Suggestions to Start Your Reading Year
Anyone who has made resolutions to read more in 2017 can start the year off by adding these foodie fiction titles to their reading list.
The School of Essential Ingredients by Erica Bauermeister (2009)
As a seasoned chef, Lillian opens up her restaurant kitchen one night a week to teach cooking classes. The story is told through the eyes of eight students. Whether cooking crab, baking cake, rolling pasta, or dipping into fondue, Lillian’s culinary style provides guidance about the perfect ingredients that help both in developing delicious recipes and solving relationship issues outside the kitchen. A mix of genders, ages, and professions, the students are so attuned to Lillian’s cooking that the food itself becomes a character, and they each begin to understand how they cook and taste food in their own individual ways. The lessons in cooking, along with the right ingredients, help the students conjure memories from the past or find direction for a life that needed new meaning. Just as the cooking classes give the students a chance to step out of their everyday lives, Bauermeister’s story is an escape into the interlocking lives of this group of people sharing in the pleasures of food.
The Cake Therapist by Judith Fertig (2015)
Claire is searching for personal healing when she brings her skills as a pastry chef back to her hometown to open Rainbow Cake bakery. It’s no surprise that dessert can be good therapy, and Claire discovers that she cannot find the answers she is looking for until she tastes them, since flavours are strong indicators of mood in this story. It is only by being busy in the bakery, caught up in the details of cake decorating, that Claire can make sense of the world to fill the holes in her heart. With more flavours, aromas, and colours than even the name of her bakery can evoke, she immerses herself in the business of wedding cakes. Psychology runs deep as Claire assesses the needs of her bride-to-be clients through cake tastings, discovering flavours that momentarily make them forget about life’s problems, bring back pleasant family memories, and even bring a small town mystery to light when an antique wedding ring unexpectedly resurfaces in her bakery.

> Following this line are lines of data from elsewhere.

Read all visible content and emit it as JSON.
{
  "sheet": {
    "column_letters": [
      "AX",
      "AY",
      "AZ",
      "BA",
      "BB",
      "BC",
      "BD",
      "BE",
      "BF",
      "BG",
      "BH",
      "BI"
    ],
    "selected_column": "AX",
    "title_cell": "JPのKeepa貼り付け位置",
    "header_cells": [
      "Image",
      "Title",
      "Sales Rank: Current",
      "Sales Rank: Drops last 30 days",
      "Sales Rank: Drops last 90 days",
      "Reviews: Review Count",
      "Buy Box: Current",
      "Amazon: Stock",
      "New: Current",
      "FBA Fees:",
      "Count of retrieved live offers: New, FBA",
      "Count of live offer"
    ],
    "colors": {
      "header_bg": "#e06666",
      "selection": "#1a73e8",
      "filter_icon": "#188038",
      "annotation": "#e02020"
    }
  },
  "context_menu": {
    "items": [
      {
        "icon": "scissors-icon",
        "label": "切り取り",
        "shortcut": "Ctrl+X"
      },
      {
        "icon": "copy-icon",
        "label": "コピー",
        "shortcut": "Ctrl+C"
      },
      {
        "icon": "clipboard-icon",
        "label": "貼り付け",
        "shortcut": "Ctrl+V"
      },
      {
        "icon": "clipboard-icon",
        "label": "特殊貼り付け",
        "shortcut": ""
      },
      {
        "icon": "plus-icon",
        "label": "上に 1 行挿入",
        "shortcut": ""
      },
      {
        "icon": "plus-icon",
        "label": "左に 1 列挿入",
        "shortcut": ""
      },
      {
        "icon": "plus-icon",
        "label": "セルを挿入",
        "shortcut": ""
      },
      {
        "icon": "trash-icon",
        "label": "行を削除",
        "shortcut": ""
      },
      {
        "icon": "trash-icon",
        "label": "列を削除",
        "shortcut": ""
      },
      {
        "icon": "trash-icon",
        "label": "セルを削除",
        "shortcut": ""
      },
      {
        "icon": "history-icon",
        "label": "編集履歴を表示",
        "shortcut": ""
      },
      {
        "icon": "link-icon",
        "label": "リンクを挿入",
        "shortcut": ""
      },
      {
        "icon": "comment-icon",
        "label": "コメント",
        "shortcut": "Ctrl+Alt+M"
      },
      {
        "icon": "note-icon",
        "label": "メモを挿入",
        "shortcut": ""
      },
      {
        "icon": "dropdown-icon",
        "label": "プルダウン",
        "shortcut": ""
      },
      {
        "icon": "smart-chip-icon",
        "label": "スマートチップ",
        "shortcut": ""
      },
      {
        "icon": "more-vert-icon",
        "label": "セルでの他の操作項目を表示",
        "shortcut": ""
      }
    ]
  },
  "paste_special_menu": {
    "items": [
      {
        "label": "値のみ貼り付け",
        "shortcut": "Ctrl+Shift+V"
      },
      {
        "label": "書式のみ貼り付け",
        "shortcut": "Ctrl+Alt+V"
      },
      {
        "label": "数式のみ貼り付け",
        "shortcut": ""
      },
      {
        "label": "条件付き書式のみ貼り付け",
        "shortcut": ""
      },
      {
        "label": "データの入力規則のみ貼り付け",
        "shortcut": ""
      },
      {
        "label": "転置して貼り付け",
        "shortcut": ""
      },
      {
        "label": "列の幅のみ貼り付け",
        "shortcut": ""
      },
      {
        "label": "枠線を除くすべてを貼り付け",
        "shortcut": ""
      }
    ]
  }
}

The Hundred-Foot Journey by Richard C. Morais (2010)
Across cities and continents, we follow Hassan on a global journey starting in India and ending in France, with a short stay in England in between. All the while Hassan does not know what he is looking for, only knowing that the aromas and flavours of the family restaurant from his childhood have shaped who he is. When his father opens a new restaurant in France, the culinary culture of India takes on French cuisine in a bitter restaurant rivalry, and Hassan takes a hundred-foot journey that changes his life forever; physically, it is a short distance between two different restaurants in the same town, but ethnically, the gap is enormous. Other French chefs begin to notice that Hassan is a natural born chef with “the culinary equivalent of perfect pitch” and his destiny is intertwined with haute cuisine, Bombay street food, and Michelin stars.
Darin Cook is a freelance writer based in Chatham who keeps himself well-read and well-fed by visiting the bookstores and restaurants of London.